“As you think back and you look back,” her mother said, “you ask, what did we miss? Not that I blame myself, but what did we miss where we could have helped her?”
Most, but not all, of those who die by suicide exhibit warning signs, according to the American Foundation for Suicide Prevention.
Mariya had a meltdown in front of her friends and fiance three months before her wedding. The professional planner who helped with the July 2015 wedding had never seen a bride-to-be so prepared, including with color-coded charts that broke down every detail of what she wanted. There also were some bumps in her new marriage. Her parents said they reasoned these were normal during such a big transition in her life.
The intent of the first walk was not to make money, the Camizzis said. The same holds true this year. Donations last year were channeled to Crisis Services for staff training, Horizon Health Services for its Elm Street resource center, the South Buffalo Franciscan Center, and two soup kitchens in neighborhood churches that count those with addictions and mental illnesses among those they serve.
Susan Camizzi is a dental assisting educator at the University at Buffalo; her husband, a live entertainment advertising account representative with The Buffalo News. They continue to have good days and bad days in the aftermath of their family tragedy.
Susan Camizzi has this counsel as those in a similar place mourn the loss of a loved one:
“Try to remember them in a positive way,” she said. “On a bad day, I ask, ‘Why did she do this?’ On a good day, we’re thankful we had this much time with her.

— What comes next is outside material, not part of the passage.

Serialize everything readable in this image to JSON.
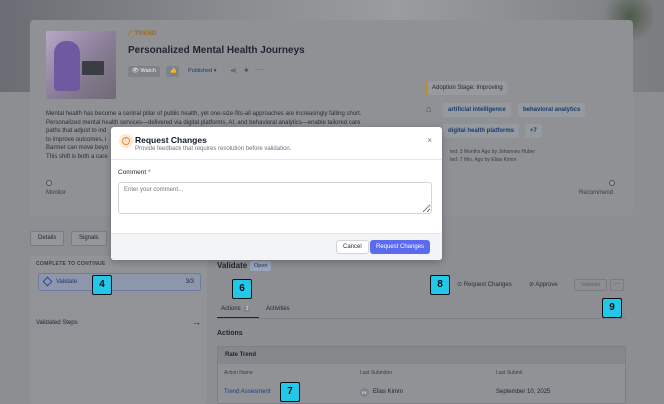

We’re better people because of her.”
The decision to continue the Walk of Hope reflects the good days – which is why family members will return to Caz Park soon, wearing T-shirts that picture Mariya’s favorite flower, a sunflower, as well as a ladybug, because one landed on her coffin during her funeral.
“The walk is a remembrance to her,” her mother said. “She would have been involved if this had happened to one of her friends or family members.”
WARNING SIGNS OF SUICIDE
– Talking about wanting to die
– Looking for a way to kill oneself
– Talking about feeling hopeless or having no purpose
– Talking about feeling trapped or in unbearable pain
– Talking about being a burden to others
– Increasing the use of alcohol or drugs
– Acting anxiously, agitated or recklessly
– Sleeping too little or too much
– Withdrawing or feeling isolated
– Showing rage or talking about seeking revenge
– Displaying extreme mood swings
The more of these signs a person shows, the greater the risk. Warning signs are associated with suicide but may not be what causes a suicide.
If someone you know exhibits warning signs of suicide:
– Do not leave the person alone
– Remove any firearms, alcohol, drugs or sharp objects that could be used in a suicide attempt
– Take the person to an emergency room or seek help from a medical or mental health professional
Depression, other mental illness and addiction is treatable
For help, call the 24-hour Crisis Services hotline at 834-3131, its 24-hour addiction hotline at 831-7007, or the U.S. National Suicide Prevention Lifeline at 800-273-8255.
Twitter: @BNrefresh, @ScottBScanlon